◆ BRIEF
Copy, from the entries below, each line where the word "lang" can be found.

◆ SUPPLIED INFORMATION

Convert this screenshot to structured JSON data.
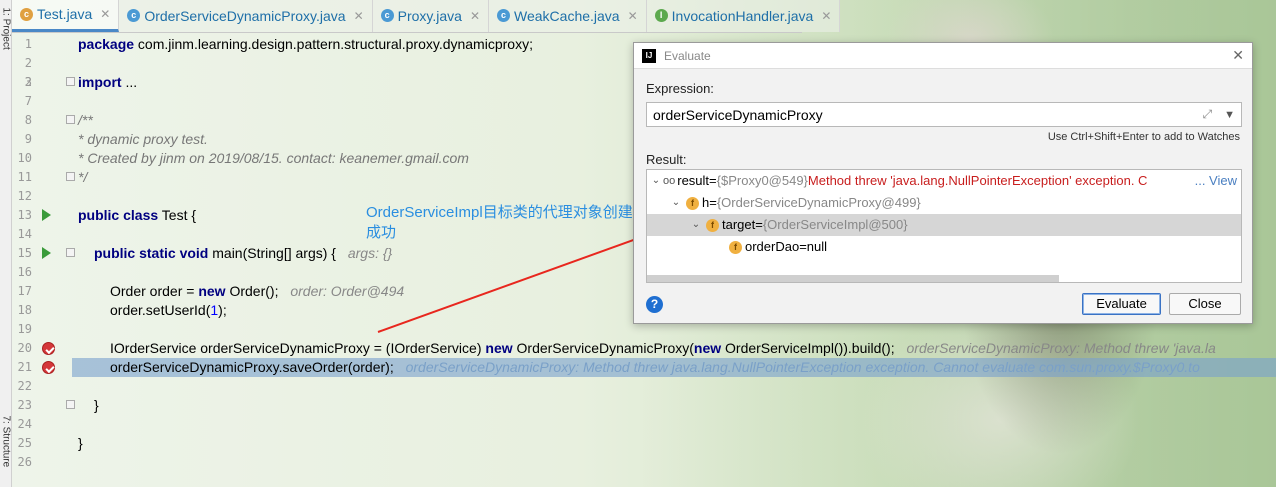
{
  "side": {
    "top_label": "1: Project",
    "bottom_label": "7: Structure"
  },
  "tabs": [
    {
      "label": "Test.java",
      "icon": "class-icon",
      "active": true
    },
    {
      "label": "OrderServiceDynamicProxy.java",
      "icon": "class-icon"
    },
    {
      "label": "Proxy.java",
      "icon": "class-icon"
    },
    {
      "label": "WeakCache.java",
      "icon": "class-icon"
    },
    {
      "label": "InvocationHandler.java",
      "icon": "interface-icon"
    }
  ],
  "line_numbers": [
    "1",
    "2",
    "3",
    "7",
    "8",
    "9",
    "10",
    "11",
    "12",
    "13",
    "14",
    "15",
    "16",
    "17",
    "18",
    "19",
    "20",
    "21",
    "22",
    "23",
    "24",
    "25",
    "26"
  ],
  "code": {
    "l1_kw": "package",
    "l1_rest": " com.jinm.learning.design.pattern.structural.proxy.dynamicproxy;",
    "l3_kw": "import",
    "l3_rest": " ...",
    "l8": "/**",
    "l9": " * dynamic  proxy   test.",
    "l10": " * Created by jinm on  2019/08/15.  contact: keanemer.gmail.com",
    "l11": " */",
    "l13_kw": "public class",
    "l13_rest": " Test {",
    "l15_kw": "public static void",
    "l15_rest": " main(String[] args) {",
    "l15_inline": "args: {}",
    "l17_a": "Order order = ",
    "l17_kw": "new",
    "l17_b": " Order();",
    "l17_inline": "order: Order@494",
    "l18_a": "order.setUserId(",
    "l18_num": "1",
    "l18_b": ");",
    "l20_a": "IOrderService orderServiceDynamicProxy = (IOrderService) ",
    "l20_kw1": "new",
    "l20_b": " OrderServiceDynamicProxy(",
    "l20_kw2": "new",
    "l20_c": " OrderServiceImpl()).build();",
    "l20_inline": "orderServiceDynamicProxy: Method threw 'java.la",
    "l21_code": "orderServiceDynamicProxy.saveOrder(order);",
    "l21_inline": "orderServiceDynamicProxy: Method threw  java.lang.NullPointerException  exception. Cannot evaluate com.sun.proxy.$Proxy0.to",
    "l23": "}",
    "l25": "}"
  },
  "annotation": {
    "text": "OrderServiceImpl目标类的代理对象创建成功",
    "color": "#2a8ee0"
  },
  "dialog": {
    "title": "Evaluate",
    "expression_label": "Expression:",
    "expression_value": "orderServiceDynamicProxy",
    "hint": "Use Ctrl+Shift+Enter to add to Watches",
    "result_label": "Result:",
    "nodes": [
      {
        "name": "result",
        "eq": " = ",
        "value": "{$Proxy0@549}",
        "error": " Method threw 'java.lang.NullPointerException' exception. C",
        "link": "... View"
      },
      {
        "name": "h",
        "eq": " = ",
        "value": "{OrderServiceDynamicProxy@499}"
      },
      {
        "name": "target",
        "eq": " = ",
        "value": "{OrderServiceImpl@500}"
      },
      {
        "name": "orderDao",
        "eq": " = ",
        "value": "null"
      }
    ],
    "evaluate_label": "Evaluate",
    "close_label": "Close"
  },
  "colors": {
    "accent": "#4a88c7",
    "keyword": "#000080",
    "error": "#c81e1e",
    "annotation": "#2a8ee0",
    "arrow": "#e8271e"
  }
}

◆ ANSWER SECTION
    "l21_inline": "orderServiceDynamicProxy: Method threw  java.lang.NullPointerException  exception. Cannot evaluate com.sun.proxy.$Proxy0.to",
        "error": " Method threw 'java.lang.NullPointerException' exception. C",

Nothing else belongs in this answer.